For the defense attorneys in the Hanafi Muslim murder-kidnap trial, the greatest single problem in the case is the utter refusal of their clients to do anything to defend themselves against the government's charges.
Instead, according to persons familiar with their thinking, the defendants are determined to share the guilt for crimes they may not have committed as a gestured of loyalty to their leader and belief in their faith.
This loyalty, this willingness to commit perjury, has been a problem for their attorneys since the trial began in the D.C. Superior Court on May 31. It is expected to become particularly acute on Monday, when the defense begins its case.
"They are willing to go down the tube for a principle," says one defense attorney.
The defendants are Hanafi leader Hamaas Abdul Khaalis and 11 other followers. They are charged with murder, armed kidnaping, conspiracy and related offenses arising from the takeover from March 9 to March 11 of the District Building, the International headquarters of B'nai B'rith, a Jewish service organization, and the Islamic Center.
Abdul Rahim, 26, also known as Phillip A. Young, would admit to committing a murder at the District Building even though he was at the Islamic Center, to prove his loyalty to Khaalis, according to persons familiar with his thinking.
For the same reasons, Abdul Razzaaq, 23, also known as Nelson McQueen Jr. and as Norman Lee, would admit to planning the same murder, although he once said he did not hear about it until it had been done, other sources say, Razzaaq was at the B'nai B'rith building during the takeovers.
Several of the attorneys - there are 12 of them, 11 of whom were appointed by the court - have been told by their clients that they would be visited by "pestilence" and that they and their families would "suffer" if anything is done to try to isolate any defendant from the crimes with which all are charged.
But neither the wishes of the Hanafis nor the threats they reportedly have made relieve the laywers of their duty to provide what they think is the best defense possible.

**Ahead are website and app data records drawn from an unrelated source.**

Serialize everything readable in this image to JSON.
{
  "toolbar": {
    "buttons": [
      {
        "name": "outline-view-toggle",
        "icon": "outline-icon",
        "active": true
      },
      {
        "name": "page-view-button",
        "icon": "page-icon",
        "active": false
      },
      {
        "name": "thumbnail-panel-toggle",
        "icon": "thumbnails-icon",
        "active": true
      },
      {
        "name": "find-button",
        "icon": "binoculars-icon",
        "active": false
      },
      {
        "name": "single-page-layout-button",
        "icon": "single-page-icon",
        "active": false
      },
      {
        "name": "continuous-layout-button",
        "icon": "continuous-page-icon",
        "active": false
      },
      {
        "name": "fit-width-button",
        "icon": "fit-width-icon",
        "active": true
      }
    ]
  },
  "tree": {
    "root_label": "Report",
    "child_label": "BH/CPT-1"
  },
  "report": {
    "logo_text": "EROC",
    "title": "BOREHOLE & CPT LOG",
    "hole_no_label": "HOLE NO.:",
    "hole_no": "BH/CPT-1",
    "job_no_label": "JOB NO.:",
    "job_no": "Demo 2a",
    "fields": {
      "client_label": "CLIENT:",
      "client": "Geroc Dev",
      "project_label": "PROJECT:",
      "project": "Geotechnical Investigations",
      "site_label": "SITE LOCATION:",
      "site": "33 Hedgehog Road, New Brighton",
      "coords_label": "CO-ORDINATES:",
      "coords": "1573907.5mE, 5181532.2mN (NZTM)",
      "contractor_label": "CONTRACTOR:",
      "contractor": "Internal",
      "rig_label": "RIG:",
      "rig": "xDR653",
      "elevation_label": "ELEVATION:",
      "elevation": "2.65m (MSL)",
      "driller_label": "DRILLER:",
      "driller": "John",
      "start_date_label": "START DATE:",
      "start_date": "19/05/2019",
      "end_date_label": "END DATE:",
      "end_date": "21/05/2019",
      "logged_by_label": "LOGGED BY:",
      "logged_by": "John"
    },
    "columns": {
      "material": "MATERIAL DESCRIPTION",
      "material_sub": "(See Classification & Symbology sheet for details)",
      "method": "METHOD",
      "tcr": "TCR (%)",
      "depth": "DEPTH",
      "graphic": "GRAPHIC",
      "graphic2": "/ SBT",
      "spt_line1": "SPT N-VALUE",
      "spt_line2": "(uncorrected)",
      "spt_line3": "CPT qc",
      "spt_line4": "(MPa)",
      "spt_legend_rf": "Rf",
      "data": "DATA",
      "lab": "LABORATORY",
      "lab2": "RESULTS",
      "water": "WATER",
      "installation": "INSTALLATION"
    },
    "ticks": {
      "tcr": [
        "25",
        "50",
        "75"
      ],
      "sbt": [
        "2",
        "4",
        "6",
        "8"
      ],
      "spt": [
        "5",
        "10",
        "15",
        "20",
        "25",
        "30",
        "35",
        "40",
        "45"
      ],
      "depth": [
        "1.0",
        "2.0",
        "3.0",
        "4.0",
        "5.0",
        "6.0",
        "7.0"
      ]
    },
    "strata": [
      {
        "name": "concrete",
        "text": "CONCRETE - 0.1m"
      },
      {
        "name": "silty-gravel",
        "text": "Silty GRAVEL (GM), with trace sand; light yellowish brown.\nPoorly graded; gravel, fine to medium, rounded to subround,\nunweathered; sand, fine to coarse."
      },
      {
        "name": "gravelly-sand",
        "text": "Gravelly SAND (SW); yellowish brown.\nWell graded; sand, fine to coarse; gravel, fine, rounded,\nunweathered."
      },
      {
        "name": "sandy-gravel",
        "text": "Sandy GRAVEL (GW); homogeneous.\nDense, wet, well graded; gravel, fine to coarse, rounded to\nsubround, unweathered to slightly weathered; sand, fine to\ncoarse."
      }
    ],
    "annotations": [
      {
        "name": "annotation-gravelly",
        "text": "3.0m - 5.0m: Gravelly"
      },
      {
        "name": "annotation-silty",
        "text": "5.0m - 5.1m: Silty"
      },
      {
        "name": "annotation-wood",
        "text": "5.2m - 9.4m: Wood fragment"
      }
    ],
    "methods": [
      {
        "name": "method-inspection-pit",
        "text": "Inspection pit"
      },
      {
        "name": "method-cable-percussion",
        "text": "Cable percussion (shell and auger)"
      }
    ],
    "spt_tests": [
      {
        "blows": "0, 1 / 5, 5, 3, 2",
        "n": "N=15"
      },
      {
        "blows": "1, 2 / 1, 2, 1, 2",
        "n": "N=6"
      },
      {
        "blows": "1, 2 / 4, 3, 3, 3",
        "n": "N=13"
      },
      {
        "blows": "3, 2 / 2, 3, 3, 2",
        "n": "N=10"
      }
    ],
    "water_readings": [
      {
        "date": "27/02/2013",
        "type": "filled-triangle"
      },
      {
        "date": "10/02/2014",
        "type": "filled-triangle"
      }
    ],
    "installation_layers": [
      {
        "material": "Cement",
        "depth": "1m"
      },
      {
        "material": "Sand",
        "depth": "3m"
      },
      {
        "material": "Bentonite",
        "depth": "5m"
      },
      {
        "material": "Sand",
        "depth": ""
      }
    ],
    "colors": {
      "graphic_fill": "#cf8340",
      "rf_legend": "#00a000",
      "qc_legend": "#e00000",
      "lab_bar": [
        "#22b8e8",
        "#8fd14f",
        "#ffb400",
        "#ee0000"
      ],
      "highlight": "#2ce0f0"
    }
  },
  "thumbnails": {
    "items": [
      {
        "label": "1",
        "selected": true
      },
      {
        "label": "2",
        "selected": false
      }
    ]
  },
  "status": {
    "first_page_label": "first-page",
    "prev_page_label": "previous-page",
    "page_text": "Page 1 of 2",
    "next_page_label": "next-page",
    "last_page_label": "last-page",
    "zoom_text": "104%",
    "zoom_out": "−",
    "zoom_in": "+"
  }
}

The lawyers are keenly aware of this. Some have consulted Fred Grabowski, the counsel of the D.C. Bar, to find out what the code of ethics has to say about the following question: What are a lawyer's rights and duties in a criminal case in which his client wants to shut off certain defenses?
What the canons say in general, according to the lawyers, is that the defendant has entire control over such decisions as whether to plead guilty or not quilty, or not guilty by reason of insanity. The defendant also has the right to decide whether or not to testify.
Lawyers, on the other hand, can make up their own minds on such tactical questions as the direction that a cross-examination should take. They can put on certain evidence regardless of their clients' views.
What the attorneys say they plan to do on Monday is their utmost - within these strictures - to prove that the sole murder in the case, and the events immediately surrounding it, were no part of the conspiracy with which all 12 Hanafis are charged.
The plan, in effect, to shear off one-third of the indictment and let the remainder stand. They do not seriously dispute the remainder of the charges because of the weight of the government's evidence. In theory, this would save at least 10 of the 12 defendants from conviction of murder.
The prosecution, which finished presenting its case on Friday, has charged all 12 Hanafis with conspiracy. Its alleged purpose was to force officials to turn over the Hanafis five Black Muslims convicted of murdering seven members of the family of Hanafi leader Khaalis, in January, 1973.
Khaalis said at the time of the wieges that he wished to wreak vengeance on the Black Muslims in the name of Allah.
The mechanism of the alleged conspiracy was the taking of hostages at the buildings where the sieges occurred.
In all, 149 hostages were seized and threatened with death unless Khaalis's demands were met. Several persons were injured and one was killed. He was Maurice Williams, a 24-year-old radio reporter who was cut down by a blast shotgun fire in the opening moments of the events at the District Building.
The government has charged Abdul Muzikir, 22, also known as Marquette Anthony Hall, with the murder of William. The only other Hanafi who was present at the District Building was Abdul Nuh, 28, also known as Mark E. Gibson.
The government has charged all 12 defendants with the murder of Williams under two theories. One is conspiracy, which is an agreement to do an illegal act. All members of a conspiracy are equally responsible, in the eyes of the law, for any act done to pursue the ends of the conspiracy.
The second theory is that of felony murder. This holds that all persons engaged in a criminal enterprise are guilty of any murder that occurs during that enterprise. Felony murder carries a mandatory penalty of 20 years to life in prison.
The defense attorneys plan to argue that Abdul Muzikir and Abdul Nuh went into the District Building on their own after hearing about the takeovers at the B'nai B'rith building and at the Islamic Center. Having learned about the District Building takeover, Khaalis then "coopted" it into his plans, according to the defense attorneys.
To support this theory they plan to cite the fact that some hours passed before Khaalis, who was at B'nai B'rith headquarters, made telephone contact with Muzikir and Nuh.